(Web page and app entries)
........

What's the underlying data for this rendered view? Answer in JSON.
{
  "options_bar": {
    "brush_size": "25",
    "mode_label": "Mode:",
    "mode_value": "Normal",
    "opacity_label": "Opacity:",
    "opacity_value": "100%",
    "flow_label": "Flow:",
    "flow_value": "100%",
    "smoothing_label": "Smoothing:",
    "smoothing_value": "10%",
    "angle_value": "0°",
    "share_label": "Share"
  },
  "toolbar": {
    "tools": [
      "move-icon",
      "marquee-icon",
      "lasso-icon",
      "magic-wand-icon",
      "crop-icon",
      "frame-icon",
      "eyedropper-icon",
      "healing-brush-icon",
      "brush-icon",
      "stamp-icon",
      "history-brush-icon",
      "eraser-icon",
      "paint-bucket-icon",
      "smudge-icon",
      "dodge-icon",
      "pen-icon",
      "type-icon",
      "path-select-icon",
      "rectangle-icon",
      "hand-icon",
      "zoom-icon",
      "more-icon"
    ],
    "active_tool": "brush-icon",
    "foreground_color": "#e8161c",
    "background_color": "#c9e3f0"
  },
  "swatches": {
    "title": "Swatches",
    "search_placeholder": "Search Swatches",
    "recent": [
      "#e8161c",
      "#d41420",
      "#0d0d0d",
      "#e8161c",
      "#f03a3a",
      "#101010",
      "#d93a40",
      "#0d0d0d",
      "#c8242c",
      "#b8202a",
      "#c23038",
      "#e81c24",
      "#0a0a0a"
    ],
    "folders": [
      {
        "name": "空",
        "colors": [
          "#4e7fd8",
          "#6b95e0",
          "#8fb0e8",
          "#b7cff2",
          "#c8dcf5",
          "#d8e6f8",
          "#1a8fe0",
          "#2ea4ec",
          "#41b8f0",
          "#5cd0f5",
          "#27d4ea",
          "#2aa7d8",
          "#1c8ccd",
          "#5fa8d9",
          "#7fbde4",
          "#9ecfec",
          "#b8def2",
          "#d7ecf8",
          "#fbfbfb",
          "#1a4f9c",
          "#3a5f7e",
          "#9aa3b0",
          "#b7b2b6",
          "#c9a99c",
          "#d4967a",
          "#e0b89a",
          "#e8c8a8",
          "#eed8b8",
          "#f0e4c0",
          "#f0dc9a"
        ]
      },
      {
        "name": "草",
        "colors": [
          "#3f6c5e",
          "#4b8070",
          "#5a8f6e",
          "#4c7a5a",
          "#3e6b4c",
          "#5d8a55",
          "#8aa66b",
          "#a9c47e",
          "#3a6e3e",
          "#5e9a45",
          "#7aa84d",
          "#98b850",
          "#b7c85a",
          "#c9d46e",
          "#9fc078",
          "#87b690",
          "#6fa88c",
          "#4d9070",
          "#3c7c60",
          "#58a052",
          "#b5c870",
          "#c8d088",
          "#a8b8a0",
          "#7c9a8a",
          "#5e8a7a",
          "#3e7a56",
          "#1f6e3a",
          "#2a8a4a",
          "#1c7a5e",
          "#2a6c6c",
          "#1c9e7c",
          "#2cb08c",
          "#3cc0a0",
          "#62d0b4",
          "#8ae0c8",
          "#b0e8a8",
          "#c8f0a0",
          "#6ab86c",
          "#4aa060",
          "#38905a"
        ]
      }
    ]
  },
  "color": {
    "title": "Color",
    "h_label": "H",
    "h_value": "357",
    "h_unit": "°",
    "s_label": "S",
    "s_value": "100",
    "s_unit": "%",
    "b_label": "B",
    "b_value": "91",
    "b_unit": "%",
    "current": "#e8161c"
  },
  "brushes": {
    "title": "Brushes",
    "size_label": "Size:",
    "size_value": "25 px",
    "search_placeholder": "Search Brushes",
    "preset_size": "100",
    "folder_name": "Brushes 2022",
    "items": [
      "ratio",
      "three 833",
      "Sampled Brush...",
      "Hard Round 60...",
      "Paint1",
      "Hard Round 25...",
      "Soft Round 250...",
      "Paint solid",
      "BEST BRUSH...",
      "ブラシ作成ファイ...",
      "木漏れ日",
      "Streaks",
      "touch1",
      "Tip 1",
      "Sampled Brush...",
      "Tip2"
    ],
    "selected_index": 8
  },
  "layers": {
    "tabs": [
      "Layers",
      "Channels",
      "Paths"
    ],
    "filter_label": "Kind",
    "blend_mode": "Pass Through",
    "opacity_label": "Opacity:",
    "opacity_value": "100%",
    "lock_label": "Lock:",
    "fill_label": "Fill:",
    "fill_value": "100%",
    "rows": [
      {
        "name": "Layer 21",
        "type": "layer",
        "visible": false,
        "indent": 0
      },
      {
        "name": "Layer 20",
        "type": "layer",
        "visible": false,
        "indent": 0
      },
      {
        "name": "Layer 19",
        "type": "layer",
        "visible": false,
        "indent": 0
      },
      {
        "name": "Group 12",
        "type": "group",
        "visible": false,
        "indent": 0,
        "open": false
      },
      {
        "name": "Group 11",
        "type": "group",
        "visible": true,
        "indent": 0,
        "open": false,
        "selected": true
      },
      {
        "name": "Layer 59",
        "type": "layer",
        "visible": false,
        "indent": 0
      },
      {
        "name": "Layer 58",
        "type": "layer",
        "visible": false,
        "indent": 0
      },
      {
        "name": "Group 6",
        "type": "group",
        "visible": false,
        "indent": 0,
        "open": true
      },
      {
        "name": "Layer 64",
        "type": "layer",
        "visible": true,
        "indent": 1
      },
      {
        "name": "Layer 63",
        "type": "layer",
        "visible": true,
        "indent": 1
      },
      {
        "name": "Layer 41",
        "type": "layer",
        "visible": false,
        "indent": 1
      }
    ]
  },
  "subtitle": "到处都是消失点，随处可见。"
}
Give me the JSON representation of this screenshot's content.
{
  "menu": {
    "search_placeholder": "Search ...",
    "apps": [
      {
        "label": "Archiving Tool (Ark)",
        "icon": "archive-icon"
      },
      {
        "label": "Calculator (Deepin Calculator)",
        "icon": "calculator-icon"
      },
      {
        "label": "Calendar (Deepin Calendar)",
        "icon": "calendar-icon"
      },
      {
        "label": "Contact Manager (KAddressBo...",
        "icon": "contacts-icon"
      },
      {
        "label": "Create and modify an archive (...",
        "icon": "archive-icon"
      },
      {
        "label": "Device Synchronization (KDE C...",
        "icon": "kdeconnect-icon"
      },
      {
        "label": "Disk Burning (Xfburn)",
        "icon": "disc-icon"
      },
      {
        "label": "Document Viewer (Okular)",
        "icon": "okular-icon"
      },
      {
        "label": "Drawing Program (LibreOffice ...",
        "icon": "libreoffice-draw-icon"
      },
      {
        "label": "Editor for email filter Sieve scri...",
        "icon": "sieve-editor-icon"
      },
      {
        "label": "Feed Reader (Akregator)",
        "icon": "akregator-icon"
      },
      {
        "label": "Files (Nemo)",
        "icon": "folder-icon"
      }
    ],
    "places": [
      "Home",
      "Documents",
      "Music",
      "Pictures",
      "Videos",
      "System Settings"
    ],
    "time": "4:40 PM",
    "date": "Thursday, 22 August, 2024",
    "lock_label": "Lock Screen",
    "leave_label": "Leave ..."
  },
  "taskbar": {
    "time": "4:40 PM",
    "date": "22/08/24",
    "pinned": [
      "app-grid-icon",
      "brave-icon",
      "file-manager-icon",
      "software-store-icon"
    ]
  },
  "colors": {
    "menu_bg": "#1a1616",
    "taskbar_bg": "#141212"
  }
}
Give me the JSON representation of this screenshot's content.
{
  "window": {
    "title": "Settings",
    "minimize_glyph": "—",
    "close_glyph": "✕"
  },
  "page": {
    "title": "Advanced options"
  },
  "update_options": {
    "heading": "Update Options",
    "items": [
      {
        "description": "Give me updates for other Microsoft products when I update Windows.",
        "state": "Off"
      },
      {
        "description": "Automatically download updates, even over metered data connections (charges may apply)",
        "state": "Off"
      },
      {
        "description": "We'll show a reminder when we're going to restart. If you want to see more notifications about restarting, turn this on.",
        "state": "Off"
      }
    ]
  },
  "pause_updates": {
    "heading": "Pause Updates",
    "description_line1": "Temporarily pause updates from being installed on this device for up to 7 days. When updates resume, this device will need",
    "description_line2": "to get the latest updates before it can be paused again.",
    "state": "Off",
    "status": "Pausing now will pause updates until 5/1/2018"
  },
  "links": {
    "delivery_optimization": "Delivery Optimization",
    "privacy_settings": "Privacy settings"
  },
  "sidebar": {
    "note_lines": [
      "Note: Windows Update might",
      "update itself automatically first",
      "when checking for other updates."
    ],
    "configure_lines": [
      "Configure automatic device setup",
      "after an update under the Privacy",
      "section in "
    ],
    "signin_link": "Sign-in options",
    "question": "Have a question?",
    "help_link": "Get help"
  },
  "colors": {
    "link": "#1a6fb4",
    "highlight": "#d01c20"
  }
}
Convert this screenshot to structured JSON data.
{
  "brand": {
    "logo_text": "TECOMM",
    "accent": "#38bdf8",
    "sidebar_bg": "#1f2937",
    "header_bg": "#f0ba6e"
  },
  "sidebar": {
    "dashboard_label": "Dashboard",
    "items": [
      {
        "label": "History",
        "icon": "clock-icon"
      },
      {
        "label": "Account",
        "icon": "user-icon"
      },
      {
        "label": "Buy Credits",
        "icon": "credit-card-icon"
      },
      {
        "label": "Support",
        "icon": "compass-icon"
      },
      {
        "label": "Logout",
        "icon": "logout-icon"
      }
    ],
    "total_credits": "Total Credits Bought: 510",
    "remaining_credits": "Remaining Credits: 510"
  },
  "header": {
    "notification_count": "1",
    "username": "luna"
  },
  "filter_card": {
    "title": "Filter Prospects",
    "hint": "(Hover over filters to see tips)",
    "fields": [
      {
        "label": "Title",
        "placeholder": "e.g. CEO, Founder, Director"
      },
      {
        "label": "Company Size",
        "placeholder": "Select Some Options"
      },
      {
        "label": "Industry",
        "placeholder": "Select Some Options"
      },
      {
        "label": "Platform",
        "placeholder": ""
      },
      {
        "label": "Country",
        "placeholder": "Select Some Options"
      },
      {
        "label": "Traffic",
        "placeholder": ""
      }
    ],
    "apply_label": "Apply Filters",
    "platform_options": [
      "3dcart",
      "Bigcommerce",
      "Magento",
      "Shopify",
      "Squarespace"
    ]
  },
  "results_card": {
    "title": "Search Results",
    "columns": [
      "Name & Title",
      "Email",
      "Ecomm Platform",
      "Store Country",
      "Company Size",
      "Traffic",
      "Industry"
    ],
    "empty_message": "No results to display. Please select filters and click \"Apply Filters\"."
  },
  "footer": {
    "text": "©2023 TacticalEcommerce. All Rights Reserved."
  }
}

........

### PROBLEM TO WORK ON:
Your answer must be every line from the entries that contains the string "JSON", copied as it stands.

### RESPONSE BOX:
What's the underlying data for this rendered view? Answer in JSON.
Give me the JSON representation of this screenshot's content.
Give me the JSON representation of this screenshot's content.
Convert this screenshot to structured JSON data.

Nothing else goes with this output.